About this exercise
Take each line from the material below that includes the string "info" and copy it.

----------

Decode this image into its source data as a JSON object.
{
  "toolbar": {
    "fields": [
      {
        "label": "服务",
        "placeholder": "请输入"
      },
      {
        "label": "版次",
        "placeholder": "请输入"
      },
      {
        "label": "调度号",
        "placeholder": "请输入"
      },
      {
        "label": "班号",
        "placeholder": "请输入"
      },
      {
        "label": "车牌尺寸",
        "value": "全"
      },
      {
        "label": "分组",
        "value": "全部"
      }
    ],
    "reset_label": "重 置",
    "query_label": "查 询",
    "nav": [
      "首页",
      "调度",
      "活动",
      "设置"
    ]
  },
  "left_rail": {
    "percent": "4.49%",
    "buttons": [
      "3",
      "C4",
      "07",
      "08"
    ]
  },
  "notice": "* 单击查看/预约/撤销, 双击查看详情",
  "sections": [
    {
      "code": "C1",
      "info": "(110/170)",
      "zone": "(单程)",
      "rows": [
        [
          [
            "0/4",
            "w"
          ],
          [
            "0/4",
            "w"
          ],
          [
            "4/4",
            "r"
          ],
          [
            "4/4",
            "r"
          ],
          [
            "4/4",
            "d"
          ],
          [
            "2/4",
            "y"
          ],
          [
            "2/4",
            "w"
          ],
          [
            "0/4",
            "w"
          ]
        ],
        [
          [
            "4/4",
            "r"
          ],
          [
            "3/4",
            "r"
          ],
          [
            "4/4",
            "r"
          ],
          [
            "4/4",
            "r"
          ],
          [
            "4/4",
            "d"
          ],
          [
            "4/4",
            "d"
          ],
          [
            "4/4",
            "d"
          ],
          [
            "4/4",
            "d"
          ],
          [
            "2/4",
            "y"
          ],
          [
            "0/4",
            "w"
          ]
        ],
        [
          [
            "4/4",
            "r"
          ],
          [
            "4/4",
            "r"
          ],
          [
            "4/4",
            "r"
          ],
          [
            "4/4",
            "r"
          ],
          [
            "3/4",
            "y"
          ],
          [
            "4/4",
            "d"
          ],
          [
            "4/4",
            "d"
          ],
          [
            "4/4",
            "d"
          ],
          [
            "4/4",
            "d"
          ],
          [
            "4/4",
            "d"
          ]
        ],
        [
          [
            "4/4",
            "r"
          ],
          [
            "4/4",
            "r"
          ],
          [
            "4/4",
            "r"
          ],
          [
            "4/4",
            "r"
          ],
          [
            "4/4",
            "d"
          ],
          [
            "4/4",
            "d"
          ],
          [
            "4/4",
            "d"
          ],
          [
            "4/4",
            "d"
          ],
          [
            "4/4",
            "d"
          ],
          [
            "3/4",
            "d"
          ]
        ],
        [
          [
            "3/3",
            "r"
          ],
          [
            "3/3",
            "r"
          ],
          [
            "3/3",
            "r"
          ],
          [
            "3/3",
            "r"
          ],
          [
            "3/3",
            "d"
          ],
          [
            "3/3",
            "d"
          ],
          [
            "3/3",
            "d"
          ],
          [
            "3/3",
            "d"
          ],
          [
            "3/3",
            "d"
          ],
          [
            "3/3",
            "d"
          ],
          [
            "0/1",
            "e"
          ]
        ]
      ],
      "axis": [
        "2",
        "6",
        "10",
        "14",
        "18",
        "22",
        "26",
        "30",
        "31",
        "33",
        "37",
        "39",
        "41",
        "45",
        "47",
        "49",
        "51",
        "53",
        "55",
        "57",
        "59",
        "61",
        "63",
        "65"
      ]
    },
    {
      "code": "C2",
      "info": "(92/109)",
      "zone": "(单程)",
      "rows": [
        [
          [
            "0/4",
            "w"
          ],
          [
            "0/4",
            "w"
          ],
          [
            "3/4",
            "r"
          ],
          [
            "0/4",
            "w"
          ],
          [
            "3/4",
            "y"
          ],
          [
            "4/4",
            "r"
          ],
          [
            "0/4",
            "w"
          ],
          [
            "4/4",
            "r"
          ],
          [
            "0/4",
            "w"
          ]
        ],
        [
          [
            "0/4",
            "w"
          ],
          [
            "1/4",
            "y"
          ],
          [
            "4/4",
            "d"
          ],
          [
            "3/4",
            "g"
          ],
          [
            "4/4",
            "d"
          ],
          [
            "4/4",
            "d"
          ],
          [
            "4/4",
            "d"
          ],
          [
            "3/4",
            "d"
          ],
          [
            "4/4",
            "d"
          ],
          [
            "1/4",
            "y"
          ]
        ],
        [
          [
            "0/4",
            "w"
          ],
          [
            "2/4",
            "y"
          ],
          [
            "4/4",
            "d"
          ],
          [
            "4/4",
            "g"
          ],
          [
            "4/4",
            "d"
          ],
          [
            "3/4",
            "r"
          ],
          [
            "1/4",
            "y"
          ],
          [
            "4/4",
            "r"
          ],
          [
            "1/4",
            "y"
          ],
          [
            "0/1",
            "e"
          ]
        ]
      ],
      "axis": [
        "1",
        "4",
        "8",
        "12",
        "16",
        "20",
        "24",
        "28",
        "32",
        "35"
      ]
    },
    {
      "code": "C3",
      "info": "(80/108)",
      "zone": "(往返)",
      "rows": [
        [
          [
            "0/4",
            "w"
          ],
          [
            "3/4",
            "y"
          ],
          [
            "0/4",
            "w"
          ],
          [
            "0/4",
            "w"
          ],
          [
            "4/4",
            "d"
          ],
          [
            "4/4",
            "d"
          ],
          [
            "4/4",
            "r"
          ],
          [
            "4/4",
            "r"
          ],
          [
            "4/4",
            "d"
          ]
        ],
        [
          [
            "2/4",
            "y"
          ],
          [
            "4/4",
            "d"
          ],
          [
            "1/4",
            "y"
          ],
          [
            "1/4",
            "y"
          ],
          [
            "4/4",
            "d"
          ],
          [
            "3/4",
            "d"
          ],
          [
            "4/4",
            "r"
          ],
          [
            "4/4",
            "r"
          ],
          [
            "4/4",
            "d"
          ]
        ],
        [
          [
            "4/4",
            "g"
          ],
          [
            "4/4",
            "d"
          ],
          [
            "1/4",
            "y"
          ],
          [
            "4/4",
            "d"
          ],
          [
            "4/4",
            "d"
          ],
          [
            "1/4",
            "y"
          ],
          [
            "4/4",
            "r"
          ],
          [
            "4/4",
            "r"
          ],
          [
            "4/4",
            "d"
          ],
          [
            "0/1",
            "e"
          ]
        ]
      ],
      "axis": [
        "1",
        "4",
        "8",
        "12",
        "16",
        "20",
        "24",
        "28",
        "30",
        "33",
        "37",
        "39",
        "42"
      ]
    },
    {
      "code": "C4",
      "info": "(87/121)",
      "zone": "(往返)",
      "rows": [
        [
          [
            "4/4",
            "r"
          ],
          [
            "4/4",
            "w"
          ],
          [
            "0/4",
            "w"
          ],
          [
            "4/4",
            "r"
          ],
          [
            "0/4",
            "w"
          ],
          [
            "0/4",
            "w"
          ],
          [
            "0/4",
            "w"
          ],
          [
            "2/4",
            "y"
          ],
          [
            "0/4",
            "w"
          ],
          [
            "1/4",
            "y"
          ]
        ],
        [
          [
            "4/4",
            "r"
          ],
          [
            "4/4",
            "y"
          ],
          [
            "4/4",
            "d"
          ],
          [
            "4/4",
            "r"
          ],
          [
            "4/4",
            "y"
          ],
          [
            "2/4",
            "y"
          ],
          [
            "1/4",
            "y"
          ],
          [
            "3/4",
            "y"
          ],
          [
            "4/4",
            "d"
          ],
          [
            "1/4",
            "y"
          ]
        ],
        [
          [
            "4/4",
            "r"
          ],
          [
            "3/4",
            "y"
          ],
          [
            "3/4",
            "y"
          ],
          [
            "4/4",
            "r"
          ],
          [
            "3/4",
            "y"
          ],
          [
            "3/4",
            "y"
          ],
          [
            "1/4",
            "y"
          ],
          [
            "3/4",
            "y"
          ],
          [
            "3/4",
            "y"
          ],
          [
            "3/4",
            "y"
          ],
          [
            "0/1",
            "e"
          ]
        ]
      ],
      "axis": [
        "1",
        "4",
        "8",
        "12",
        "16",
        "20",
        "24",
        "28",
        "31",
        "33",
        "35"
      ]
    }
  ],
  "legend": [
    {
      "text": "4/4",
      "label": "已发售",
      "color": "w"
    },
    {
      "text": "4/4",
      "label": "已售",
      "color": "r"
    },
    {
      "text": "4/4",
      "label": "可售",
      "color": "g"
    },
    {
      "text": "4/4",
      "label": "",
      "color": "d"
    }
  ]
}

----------

Answer to this task
      "info": "(110/170)",
      "info": "(92/109)",
      "info": "(80/108)",
      "info": "(87/121)",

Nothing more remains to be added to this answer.